(To do)
Copy the data exactly; pictures stay out of the copy.

(Entries from a dataset of interfaces)
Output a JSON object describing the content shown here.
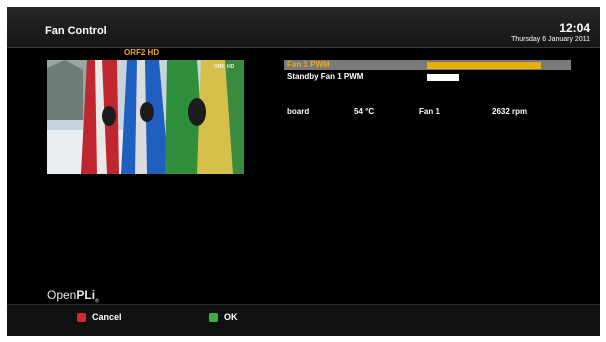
{
  "header": {
    "title": "Fan Control",
    "time": "12:04",
    "date": "Thursday  6 January 2011"
  },
  "preview": {
    "channel": "ORF2 HD",
    "watermark": "ORF HD"
  },
  "settings": [
    {
      "label": "Fan 1 PWM",
      "level": 0.78,
      "selected": true,
      "bar_color": "#e7b000"
    },
    {
      "label": "Standby Fan 1 PWM",
      "level": 0.22,
      "selected": false,
      "bar_color": "#ffffff"
    }
  ],
  "sensors": {
    "name": "board",
    "temp": "54 °C",
    "fan": "Fan 1",
    "rpm": "2632 rpm"
  },
  "brand": {
    "text_thin": "Open",
    "text_bold": "PLi",
    "suffix": "®"
  },
  "footer": {
    "red_label": "Cancel",
    "green_label": "OK"
  },
  "colors": {
    "accent": "#f0a820",
    "red_key": "#d42a2a",
    "green_key": "#3cb043"
  },
  "icons": {
    "red": "red-key-icon",
    "green": "green-key-icon"
  }
}
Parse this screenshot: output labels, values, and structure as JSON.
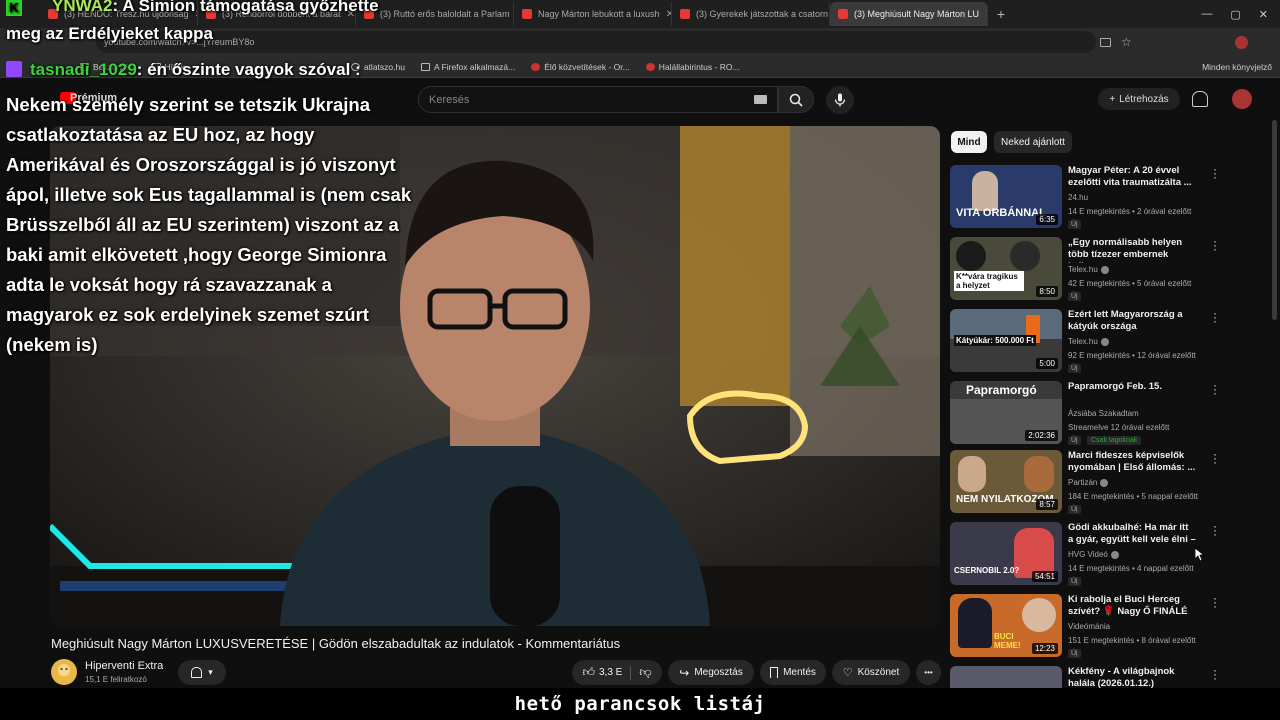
{
  "browser": {
    "tabs": [
      {
        "label": "(3) HENDÓ: Tresz.hu újdonság",
        "color": "#e53935"
      },
      {
        "label": "(3) Rendőrről döbbent a barát",
        "color": "#e53935"
      },
      {
        "label": "(3) Ruttó erős baloldalt a Parlam",
        "color": "#e53935"
      },
      {
        "label": "Nagy Márton lebukott a luxush",
        "color": "#e53935"
      },
      {
        "label": "(3) Gyerekek játszottak a csatorn",
        "color": "#e53935"
      },
      {
        "label": "(3) Meghiúsult Nagy Márton LU",
        "color": "#e53935",
        "active": true
      }
    ],
    "new_tab": "+",
    "url": "youtube.com/watch?v=...jYreumBY8o",
    "bookmarks": [
      "Beszerzé...",
      "Hírek",
      "atlatszo.hu",
      "A Firefox alkalmazá...",
      "Élő közvetítések - Or...",
      "Halállabirintus - RO..."
    ],
    "bookmarks_right": "Minden könyvjelző",
    "window_controls": [
      "—",
      "▢",
      "✕"
    ]
  },
  "youtube": {
    "logo": "Prémium",
    "search_placeholder": "Keresés",
    "create_label": "Létrehozás"
  },
  "stream_overlay": {
    "chat_top_line1_user": "YNWA2",
    "chat_top_line1_text": ": A Simion támogatása győzhette",
    "chat_top_line2": "meg az Erdélyieket kappa",
    "chat_user": "tasnadi_1029",
    "chat_text": ": én őszinte vagyok szóval :",
    "big_text_lines": [
      "Nekem személy szerint se tetszik Ukrajna",
      "csatlakoztatása az EU hoz, az hogy",
      "Amerikával és Oroszországgal is jó viszonyt",
      "ápol, illetve sok Eus tagallammal is (nem csak",
      "Brüsszelből áll az EU szerintem) viszont az a",
      "baki amit elkövetett ,hogy George Simionra",
      "adta le voksát hogy rá szavazzanak a",
      "magyarok ez sok erdelyinek szemet szúrt",
      "(nekem is)"
    ],
    "subtitle": "hető parancsok listáj"
  },
  "video": {
    "title": "Meghiúsult Nagy Márton LUXUSVERETÉSE | Gödön elszabadultak az indulatok - Kommentariátus",
    "channel_name": "Hiperventi Extra",
    "subscribers": "15,1 E feliratkozó",
    "likes": "3,3 E",
    "share_label": "Megosztás",
    "save_label": "Mentés",
    "thanks_label": "Köszönet",
    "more_label": "•••"
  },
  "chips": [
    "Mind",
    "Neked ajánlott"
  ],
  "recommendations": [
    {
      "title": "Magyar Péter: A 20 évvel ezelőtti vita traumatizálta ...",
      "channel": "24.hu",
      "verified": false,
      "meta": "14 E megtekintés • 2 órával ezelőtt",
      "badge": "Új",
      "duration": "6:35",
      "thumb_text": "VITA ORBÁNNAL",
      "bg": "#2a3a6a"
    },
    {
      "title": "„Egy normálisabb helyen több tízezer embernek kellene az ...",
      "channel": "Telex.hu",
      "verified": true,
      "meta": "42 E megtekintés • 5 órával ezelőtt",
      "badge": "Új",
      "duration": "8:50",
      "thumb_text": "K**vára tragikus a helyzet",
      "bg": "#4a4a3a"
    },
    {
      "title": "Ezért lett Magyarország a kátyúk országa",
      "channel": "Telex.hu",
      "verified": true,
      "meta": "92 E megtekintés • 12 órával ezelőtt",
      "badge": "Új",
      "duration": "5:00",
      "thumb_text": "Kátyúkár: 500.000 Ft",
      "bg": "#5a6a7a"
    },
    {
      "title": "Papramorgó Feb. 15.",
      "channel": "Ázsiába Szakadtam",
      "verified": false,
      "meta": "Streamelve 12 órával ezelőtt",
      "badge": "Új",
      "badge2": "Csak tagoknak",
      "duration": "2:02:36",
      "thumb_text": "Papramorgó",
      "bg": "#3a3a3a"
    },
    {
      "title": "Marci fideszes képviselők nyomában | Első állomás: ...",
      "channel": "Partizán",
      "verified": true,
      "meta": "184 E megtekintés • 5 nappal ezelőtt",
      "badge": "Új",
      "duration": "8:57",
      "thumb_text": "NEM NYILATKOZOM",
      "bg": "#6a5a3a"
    },
    {
      "title": "Gödi akkubalhé: Ha már itt a gyár, együtt kell vele élni – ...",
      "channel": "HVG Videó",
      "verified": true,
      "meta": "14 E megtekintés • 4 nappal ezelőtt",
      "badge": "Új",
      "duration": "54:51",
      "thumb_text": "CSERNOBIL 2.0?",
      "bg": "#3a3a4a"
    },
    {
      "title": "Ki rabolja el Buci Herceg szívét? 🌹 Nagy Ő FINÁLÉ",
      "channel": "Videómánia",
      "verified": false,
      "meta": "151 E megtekintés • 8 órával ezelőtt",
      "badge": "Új",
      "duration": "12:23",
      "thumb_text": "BUCI MEME!",
      "bg": "#c86a2a"
    },
    {
      "title": "Kékfény - A világbajnok halála (2026.01.12.)",
      "channel": "",
      "verified": false,
      "meta": "",
      "badge": "",
      "duration": "",
      "thumb_text": "",
      "bg": "#5a5a6a"
    }
  ]
}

(Written response)
Output a JSON object describing the content shown here.
{
  "header": {
    "title": "Fan Control",
    "time": "12:04",
    "date": "Thursday  6 January 2011"
  },
  "preview": {
    "channel": "ORF2 HD",
    "watermark": "ORF HD"
  },
  "settings": [
    {
      "label": "Fan 1 PWM",
      "level": 0.78,
      "selected": true,
      "bar_color": "#e7b000"
    },
    {
      "label": "Standby Fan 1 PWM",
      "level": 0.22,
      "selected": false,
      "bar_color": "#ffffff"
    }
  ],
  "sensors": {
    "name": "board",
    "temp": "54 °C",
    "fan": "Fan 1",
    "rpm": "2632 rpm"
  },
  "brand": {
    "text_thin": "Open",
    "text_bold": "PLi",
    "suffix": "®"
  },
  "footer": {
    "red_label": "Cancel",
    "green_label": "OK"
  },
  "colors": {
    "accent": "#f0a820",
    "red_key": "#d42a2a",
    "green_key": "#3cb043"
  },
  "icons": {
    "red": "red-key-icon",
    "green": "green-key-icon"
  }
}
Parse this screenshot: output labels, values, and structure as JSON.
{
  "browser": {
    "tabs": [
      {
        "label": "(3) HENDÓ: Tresz.hu újdonság",
        "color": "#e53935"
      },
      {
        "label": "(3) Rendőrről döbbent a barát",
        "color": "#e53935"
      },
      {
        "label": "(3) Ruttó erős baloldalt a Parlam",
        "color": "#e53935"
      },
      {
        "label": "Nagy Márton lebukott a luxush",
        "color": "#e53935"
      },
      {
        "label": "(3) Gyerekek játszottak a csatorn",
        "color": "#e53935"
      },
      {
        "label": "(3) Meghiúsult Nagy Márton LU",
        "color": "#e53935",
        "active": true
      }
    ],
    "new_tab": "+",
    "url": "youtube.com/watch?v=...jYreumBY8o",
    "bookmarks": [
      "Beszerzé...",
      "Hírek",
      "atlatszo.hu",
      "A Firefox alkalmazá...",
      "Élő közvetítések - Or...",
      "Halállabirintus - RO..."
    ],
    "bookmarks_right": "Minden könyvjelző",
    "window_controls": [
      "—",
      "▢",
      "✕"
    ]
  },
  "youtube": {
    "logo": "Prémium",
    "search_placeholder": "Keresés",
    "create_label": "Létrehozás"
  },
  "stream_overlay": {
    "chat_top_line1_user": "YNWA2",
    "chat_top_line1_text": ": A Simion támogatása győzhette",
    "chat_top_line2": "meg az Erdélyieket kappa",
    "chat_user": "tasnadi_1029",
    "chat_text": ": én őszinte vagyok szóval :",
    "big_text_lines": [
      "Nekem személy szerint se tetszik Ukrajna",
      "csatlakoztatása az EU hoz, az hogy",
      "Amerikával és Oroszországgal is jó viszonyt",
      "ápol, illetve sok Eus tagallammal is (nem csak",
      "Brüsszelből áll az EU szerintem) viszont az a",
      "baki amit elkövetett ,hogy George Simionra",
      "adta le voksát hogy rá szavazzanak a",
      "magyarok ez sok erdelyinek szemet szúrt",
      "(nekem is)"
    ],
    "subtitle": "hető parancsok listáj"
  },
  "video": {
    "title": "Meghiúsult Nagy Márton LUXUSVERETÉSE | Gödön elszabadultak az indulatok - Kommentariátus",
    "channel_name": "Hiperventi Extra",
    "subscribers": "15,1 E feliratkozó",
    "likes": "3,3 E",
    "share_label": "Megosztás",
    "save_label": "Mentés",
    "thanks_label": "Köszönet",
    "more_label": "•••"
  },
  "chips": [
    "Mind",
    "Neked ajánlott"
  ],
  "recommendations": [
    {
      "title": "Magyar Péter: A 20 évvel ezelőtti vita traumatizálta ...",
      "channel": "24.hu",
      "verified": false,
      "meta": "14 E megtekintés • 2 órával ezelőtt",
      "badge": "Új",
      "duration": "6:35",
      "thumb_text": "VITA ORBÁNNAL",
      "bg": "#2a3a6a"
    },
    {
      "title": "„Egy normálisabb helyen több tízezer embernek kellene az ...",
      "channel": "Telex.hu",
      "verified": true,
      "meta": "42 E megtekintés • 5 órával ezelőtt",
      "badge": "Új",
      "duration": "8:50",
      "thumb_text": "K**vára tragikus a helyzet",
      "bg": "#4a4a3a"
    },
    {
      "title": "Ezért lett Magyarország a kátyúk országa",
      "channel": "Telex.hu",
      "verified": true,
      "meta": "92 E megtekintés • 12 órával ezelőtt",
      "badge": "Új",
      "duration": "5:00",
      "thumb_text": "Kátyúkár: 500.000 Ft",
      "bg": "#5a6a7a"
    },
    {
      "title": "Papramorgó Feb. 15.",
      "channel": "Ázsiába Szakadtam",
      "verified": false,
      "meta": "Streamelve 12 órával ezelőtt",
      "badge": "Új",
      "badge2": "Csak tagoknak",
      "duration": "2:02:36",
      "thumb_text": "Papramorgó",
      "bg": "#3a3a3a"
    },
    {
      "title": "Marci fideszes képviselők nyomában | Első állomás: ...",
      "channel": "Partizán",
      "verified": true,
      "meta": "184 E megtekintés • 5 nappal ezelőtt",
      "badge": "Új",
      "duration": "8:57",
      "thumb_text": "NEM NYILATKOZOM",
      "bg": "#6a5a3a"
    },
    {
      "title": "Gödi akkubalhé: Ha már itt a gyár, együtt kell vele élni – ...",
      "channel": "HVG Videó",
      "verified": true,
      "meta": "14 E megtekintés • 4 nappal ezelőtt",
      "badge": "Új",
      "duration": "54:51",
      "thumb_text": "CSERNOBIL 2.0?",
      "bg": "#3a3a4a"
    },
    {
      "title": "Ki rabolja el Buci Herceg szívét? 🌹 Nagy Ő FINÁLÉ",
      "channel": "Videómánia",
      "verified": false,
      "meta": "151 E megtekintés • 8 órával ezelőtt",
      "badge": "Új",
      "duration": "12:23",
      "thumb_text": "BUCI MEME!",
      "bg": "#c86a2a"
    },
    {
      "title": "Kékfény - A világbajnok halála (2026.01.12.)",
      "channel": "",
      "verified": false,
      "meta": "",
      "badge": "",
      "duration": "",
      "thumb_text": "",
      "bg": "#5a5a6a"
    }
  ]
}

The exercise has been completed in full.